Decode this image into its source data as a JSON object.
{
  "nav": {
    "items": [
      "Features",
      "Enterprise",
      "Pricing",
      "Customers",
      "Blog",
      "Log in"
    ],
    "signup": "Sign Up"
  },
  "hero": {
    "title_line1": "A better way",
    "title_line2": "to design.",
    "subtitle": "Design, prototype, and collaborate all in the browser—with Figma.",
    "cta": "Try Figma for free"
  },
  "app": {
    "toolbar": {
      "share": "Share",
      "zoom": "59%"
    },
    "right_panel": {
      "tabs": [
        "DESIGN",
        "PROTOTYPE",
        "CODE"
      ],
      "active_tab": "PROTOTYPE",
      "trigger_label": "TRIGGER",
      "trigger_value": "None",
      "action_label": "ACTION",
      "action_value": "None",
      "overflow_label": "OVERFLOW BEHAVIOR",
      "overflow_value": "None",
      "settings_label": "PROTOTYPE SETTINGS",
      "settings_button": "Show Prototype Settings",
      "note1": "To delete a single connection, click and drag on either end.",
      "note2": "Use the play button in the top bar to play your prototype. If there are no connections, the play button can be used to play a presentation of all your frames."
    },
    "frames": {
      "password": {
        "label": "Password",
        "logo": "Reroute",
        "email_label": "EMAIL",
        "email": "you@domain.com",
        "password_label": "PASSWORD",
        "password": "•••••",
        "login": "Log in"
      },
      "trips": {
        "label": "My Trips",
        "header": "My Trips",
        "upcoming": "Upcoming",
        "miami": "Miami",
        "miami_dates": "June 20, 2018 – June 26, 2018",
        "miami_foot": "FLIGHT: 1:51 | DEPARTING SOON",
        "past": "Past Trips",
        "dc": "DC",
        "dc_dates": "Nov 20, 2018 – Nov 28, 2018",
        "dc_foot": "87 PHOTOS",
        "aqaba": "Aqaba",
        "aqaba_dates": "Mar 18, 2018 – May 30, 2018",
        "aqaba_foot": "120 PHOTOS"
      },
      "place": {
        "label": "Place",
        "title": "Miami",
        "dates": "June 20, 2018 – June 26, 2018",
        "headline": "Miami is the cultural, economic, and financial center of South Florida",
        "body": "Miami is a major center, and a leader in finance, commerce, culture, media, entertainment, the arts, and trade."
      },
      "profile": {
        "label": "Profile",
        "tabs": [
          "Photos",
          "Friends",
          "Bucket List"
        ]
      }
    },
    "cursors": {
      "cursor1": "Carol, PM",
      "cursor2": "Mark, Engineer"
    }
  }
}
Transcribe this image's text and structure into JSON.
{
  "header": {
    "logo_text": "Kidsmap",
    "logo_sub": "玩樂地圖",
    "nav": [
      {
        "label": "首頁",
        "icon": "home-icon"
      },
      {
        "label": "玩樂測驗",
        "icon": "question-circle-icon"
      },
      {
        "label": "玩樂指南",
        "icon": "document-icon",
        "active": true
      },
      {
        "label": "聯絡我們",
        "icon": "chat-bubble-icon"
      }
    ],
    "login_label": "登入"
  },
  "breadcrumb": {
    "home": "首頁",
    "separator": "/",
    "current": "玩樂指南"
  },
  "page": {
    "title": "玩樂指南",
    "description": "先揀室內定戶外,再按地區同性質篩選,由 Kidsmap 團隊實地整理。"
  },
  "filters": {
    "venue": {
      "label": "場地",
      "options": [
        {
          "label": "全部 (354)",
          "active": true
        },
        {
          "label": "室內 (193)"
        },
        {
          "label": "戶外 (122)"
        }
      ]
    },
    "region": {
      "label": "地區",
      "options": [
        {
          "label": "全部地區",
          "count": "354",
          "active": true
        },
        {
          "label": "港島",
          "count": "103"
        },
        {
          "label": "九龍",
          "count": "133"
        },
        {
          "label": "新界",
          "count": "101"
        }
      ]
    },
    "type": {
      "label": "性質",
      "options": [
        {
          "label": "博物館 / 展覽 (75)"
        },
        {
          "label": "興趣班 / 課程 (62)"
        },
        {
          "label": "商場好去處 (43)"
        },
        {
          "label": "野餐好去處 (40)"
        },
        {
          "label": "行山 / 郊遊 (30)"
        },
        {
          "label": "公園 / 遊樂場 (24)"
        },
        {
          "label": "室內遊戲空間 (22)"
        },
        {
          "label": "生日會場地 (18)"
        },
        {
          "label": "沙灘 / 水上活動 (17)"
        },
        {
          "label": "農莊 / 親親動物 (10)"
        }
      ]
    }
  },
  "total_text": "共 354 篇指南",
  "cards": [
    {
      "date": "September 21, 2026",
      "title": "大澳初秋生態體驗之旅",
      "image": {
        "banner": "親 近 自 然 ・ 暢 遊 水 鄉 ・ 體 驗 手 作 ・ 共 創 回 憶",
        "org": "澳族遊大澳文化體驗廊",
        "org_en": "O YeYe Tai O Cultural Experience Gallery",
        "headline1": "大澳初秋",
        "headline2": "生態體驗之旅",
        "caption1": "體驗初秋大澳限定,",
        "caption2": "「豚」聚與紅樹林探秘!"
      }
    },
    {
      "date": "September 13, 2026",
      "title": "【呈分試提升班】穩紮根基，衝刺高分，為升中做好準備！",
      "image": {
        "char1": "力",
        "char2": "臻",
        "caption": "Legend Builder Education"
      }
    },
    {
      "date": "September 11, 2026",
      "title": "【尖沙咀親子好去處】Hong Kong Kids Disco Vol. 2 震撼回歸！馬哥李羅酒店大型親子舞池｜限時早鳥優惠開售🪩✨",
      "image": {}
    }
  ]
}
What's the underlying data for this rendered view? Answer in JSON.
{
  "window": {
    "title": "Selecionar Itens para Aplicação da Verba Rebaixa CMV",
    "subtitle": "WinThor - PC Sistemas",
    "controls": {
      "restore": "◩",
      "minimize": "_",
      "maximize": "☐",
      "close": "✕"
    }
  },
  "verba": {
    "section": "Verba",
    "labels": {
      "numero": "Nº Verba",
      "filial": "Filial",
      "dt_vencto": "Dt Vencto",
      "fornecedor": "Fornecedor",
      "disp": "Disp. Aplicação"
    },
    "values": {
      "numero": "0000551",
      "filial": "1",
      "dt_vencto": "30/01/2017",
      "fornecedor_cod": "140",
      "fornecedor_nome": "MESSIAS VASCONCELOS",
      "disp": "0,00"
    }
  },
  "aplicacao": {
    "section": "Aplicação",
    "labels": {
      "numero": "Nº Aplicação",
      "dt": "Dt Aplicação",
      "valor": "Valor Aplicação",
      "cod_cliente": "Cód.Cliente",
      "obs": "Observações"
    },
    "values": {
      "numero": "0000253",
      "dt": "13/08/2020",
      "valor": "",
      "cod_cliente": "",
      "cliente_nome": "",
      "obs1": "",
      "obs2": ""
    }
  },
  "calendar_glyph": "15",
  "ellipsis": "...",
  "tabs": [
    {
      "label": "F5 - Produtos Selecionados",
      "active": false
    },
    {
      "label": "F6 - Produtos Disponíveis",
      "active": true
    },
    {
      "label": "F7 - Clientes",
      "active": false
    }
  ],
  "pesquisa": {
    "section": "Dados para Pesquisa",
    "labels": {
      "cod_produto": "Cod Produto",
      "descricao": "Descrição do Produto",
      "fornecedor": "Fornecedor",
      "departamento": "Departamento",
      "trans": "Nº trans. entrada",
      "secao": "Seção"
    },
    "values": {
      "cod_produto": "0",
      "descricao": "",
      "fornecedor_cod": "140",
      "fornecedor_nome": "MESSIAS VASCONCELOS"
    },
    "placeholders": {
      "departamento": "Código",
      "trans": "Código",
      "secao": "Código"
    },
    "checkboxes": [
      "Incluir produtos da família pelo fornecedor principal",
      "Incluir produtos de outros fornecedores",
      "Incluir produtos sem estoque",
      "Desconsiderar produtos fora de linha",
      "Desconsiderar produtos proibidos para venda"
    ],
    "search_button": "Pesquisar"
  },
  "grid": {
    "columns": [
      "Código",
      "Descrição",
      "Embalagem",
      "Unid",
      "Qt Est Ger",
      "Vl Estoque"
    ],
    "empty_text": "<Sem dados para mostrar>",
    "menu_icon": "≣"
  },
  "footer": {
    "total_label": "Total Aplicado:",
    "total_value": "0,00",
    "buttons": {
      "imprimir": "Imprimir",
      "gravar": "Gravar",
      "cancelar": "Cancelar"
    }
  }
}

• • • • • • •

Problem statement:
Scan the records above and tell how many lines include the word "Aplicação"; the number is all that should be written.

Output:
6